Standing amid Jeff and Shelly Kellogg's field of tender leafy greens, curly yellow squash and spindly green beans, you hear the call of a herding dog and forget you're in the middle of Pinellas County.
Then reality sets in. There's no dirt under your feet, plants are arranged in vertical rows of space age-looking plastic foam planters, and the canine, a Belgian Tervuren named Cappy, is in an adjacent building.
But this local farm, with rows of fire engine-red strawberries for your Thanksgiving table, may still make your head spin.
Welcome to First Fruits Hydroponics U-pick farm, a new business that appears to be both the first hydroponic farm in the southern half of the county and the only U-pick farm in all of Pinellas.
The owners have run Kellogg's Kennel at the site for 15 years. Their home is off U.S. 19, with the "pet motel" in front, their home on the second floor and the farm out back. The kennel, which offers boarding and grooming for up to 150 dogs, is going strong. But as the economy lagged, the couple began thinking of new ways to bring in income.
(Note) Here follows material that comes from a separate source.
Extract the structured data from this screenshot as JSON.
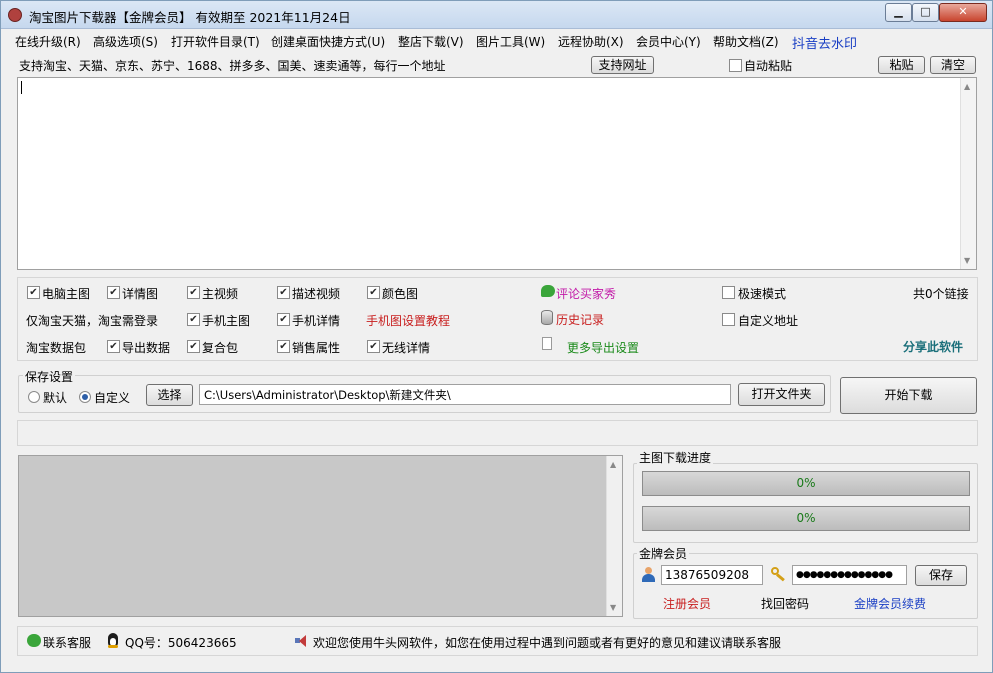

They looked to their own interests. The Kelloggs frown upon pesticides in conventional produce and enjoy visiting U-pick farms with their children.
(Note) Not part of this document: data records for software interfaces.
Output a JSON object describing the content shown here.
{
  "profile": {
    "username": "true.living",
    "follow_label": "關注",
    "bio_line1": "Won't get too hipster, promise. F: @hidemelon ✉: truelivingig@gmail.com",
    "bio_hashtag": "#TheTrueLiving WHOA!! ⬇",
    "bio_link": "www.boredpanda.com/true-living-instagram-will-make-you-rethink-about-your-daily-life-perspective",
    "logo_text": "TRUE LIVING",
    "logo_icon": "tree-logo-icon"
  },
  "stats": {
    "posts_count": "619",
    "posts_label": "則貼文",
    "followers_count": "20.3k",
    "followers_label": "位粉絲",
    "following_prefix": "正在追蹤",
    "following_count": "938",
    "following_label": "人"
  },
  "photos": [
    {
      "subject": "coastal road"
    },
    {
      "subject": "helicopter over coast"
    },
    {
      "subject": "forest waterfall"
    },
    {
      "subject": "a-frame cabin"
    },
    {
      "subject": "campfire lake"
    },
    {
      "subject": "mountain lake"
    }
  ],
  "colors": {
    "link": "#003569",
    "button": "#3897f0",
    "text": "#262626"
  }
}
They took a second look at their back yard. A business was born.
The Kelloggs consulted with the owner of Hydro Taste, in Myakka City, who has a patented growing system. They borrowed $100,000 and converted the third of an acre to grow the equivalent of 3 acres.
That's 380 tomato plants, 100 blueberry plants, 4,600 plants of various vegetables and a cash crop of 10,000 strawberry plants.
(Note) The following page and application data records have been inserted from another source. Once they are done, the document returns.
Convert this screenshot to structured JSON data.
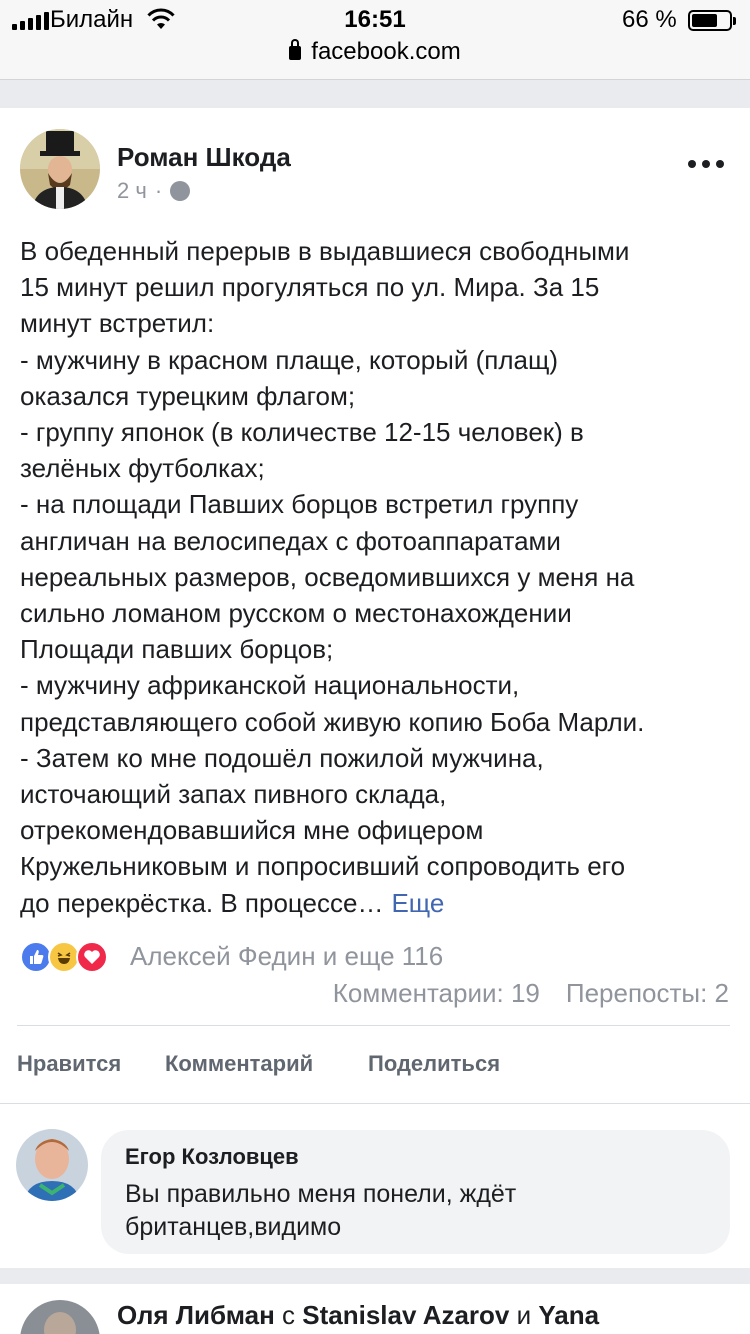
{
  "status_bar": {
    "carrier": "Билайн",
    "time": "16:51",
    "battery": "66 %",
    "battery_level": 0.66
  },
  "browser": {
    "url": "facebook.com"
  },
  "post": {
    "author": "Роман Шкода",
    "time_ago": "2 ч",
    "privacy_icon": "globe-icon",
    "text_lines": [
      "В обеденный перерыв в выдавшиеся свободными",
      "15 минут решил прогуляться по ул. Мира. За 15",
      "минут встретил:",
      "- мужчину в красном плаще, который (плащ)",
      "оказался турецким флагом;",
      "- группу японок (в количестве 12-15 человек) в",
      "зелёных футболках;",
      "- на площади Павших борцов встретил группу",
      "англичан на велосипедах с фотоаппаратами",
      "нереальных размеров, осведомившихся у меня на",
      "сильно ломаном русском о местонахождении",
      "Площади павших борцов;",
      "- мужчину африканской национальности,",
      "представляющего собой живую копию Боба Марли.",
      "- Затем ко мне подошёл пожилой мужчина,",
      "источающий запах пивного склада,",
      "отрекомендовавшийся мне офицером",
      "Кружельниковым и попросивший сопроводить его",
      "до перекрёстка. В процессе…"
    ],
    "see_more": "Еще",
    "reactions": {
      "icons": [
        "like-icon",
        "haha-icon",
        "love-icon"
      ],
      "summary": "Алексей Федин и еще 116"
    },
    "comments_count": "Комментарии: 19",
    "shares_count": "Перепосты: 2",
    "actions": {
      "like": "Нравится",
      "comment": "Комментарий",
      "share": "Поделиться"
    }
  },
  "comment": {
    "author": "Егор Козловцев",
    "text_lines": [
      "Вы правильно меня понели, ждёт",
      "британцев,видимо"
    ]
  },
  "next_post": {
    "author": "Оля Либман",
    "with": "с",
    "tagged_1": "Stanislav Azarov",
    "and": "и",
    "tagged_2": "Yana"
  },
  "colors": {
    "link": "#4267b2",
    "secondary_text": "#90949c",
    "separator": "#e9ebee",
    "like": "#4b7bec",
    "haha": "#f7c744",
    "love": "#f0284a"
  }
}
"It takes maybe 15 to 20 minutes to pick at U-pick farms and it takes an hour to get there. It isn't worth it," said Shelly Kellogg. "You literally can do this in less time than it takes to do your weekly grocery shopping."
The plants are fed a quart of liquid fertilizer three times a day through what the Kelloggs described as a "glorified sprinkler system." They sit in a mix of vermiculite and perlite that holds the roots but doesn't feed them.
Proponents say that with hydroponics, there is less pesticide and water use, a longer growing season, increased crop yield in less space, more nutrition and better taste.
"Because we are not in the soil, we eliminate a lot of things," Jeff Kellogg said. "There are soil diseases and pests, and we don't have to deal with a lot of them."
While the Kelloggs say their produce is as good as "organic" — the term for produce grown without pesticides, synthetic fertilizers, genetically engineered seeds and other conventional methods — they cannot use the word because state labeling rules do not encompass hydroponics.
Jane Morse, commercial horticulture agent at the Pinellas County Extension, said she was not aware of another U-pick farm in the county. She noted that Gateway Organic Farm in Clearwater does some hydroponics.
The Kelloggs say their produce will be a few cents higher than the conventional stuff at the grocery store, but much cheaper than the organic variety. To start, they are selling squash and zucchini for $1.50 a pound and strawberries for $3.50 a pound.
They have begun talking to local teachers about organizing field trips and have signed on as distributors of a smaller hydroponic system for the home.
Of fruits and vegetables, Shelly Kellogg said: "It's amazing how (kids) only know it from being in a grocery store. We've lived in cities too long."
Luis Perez can be reached at firstname.lastname@example.org.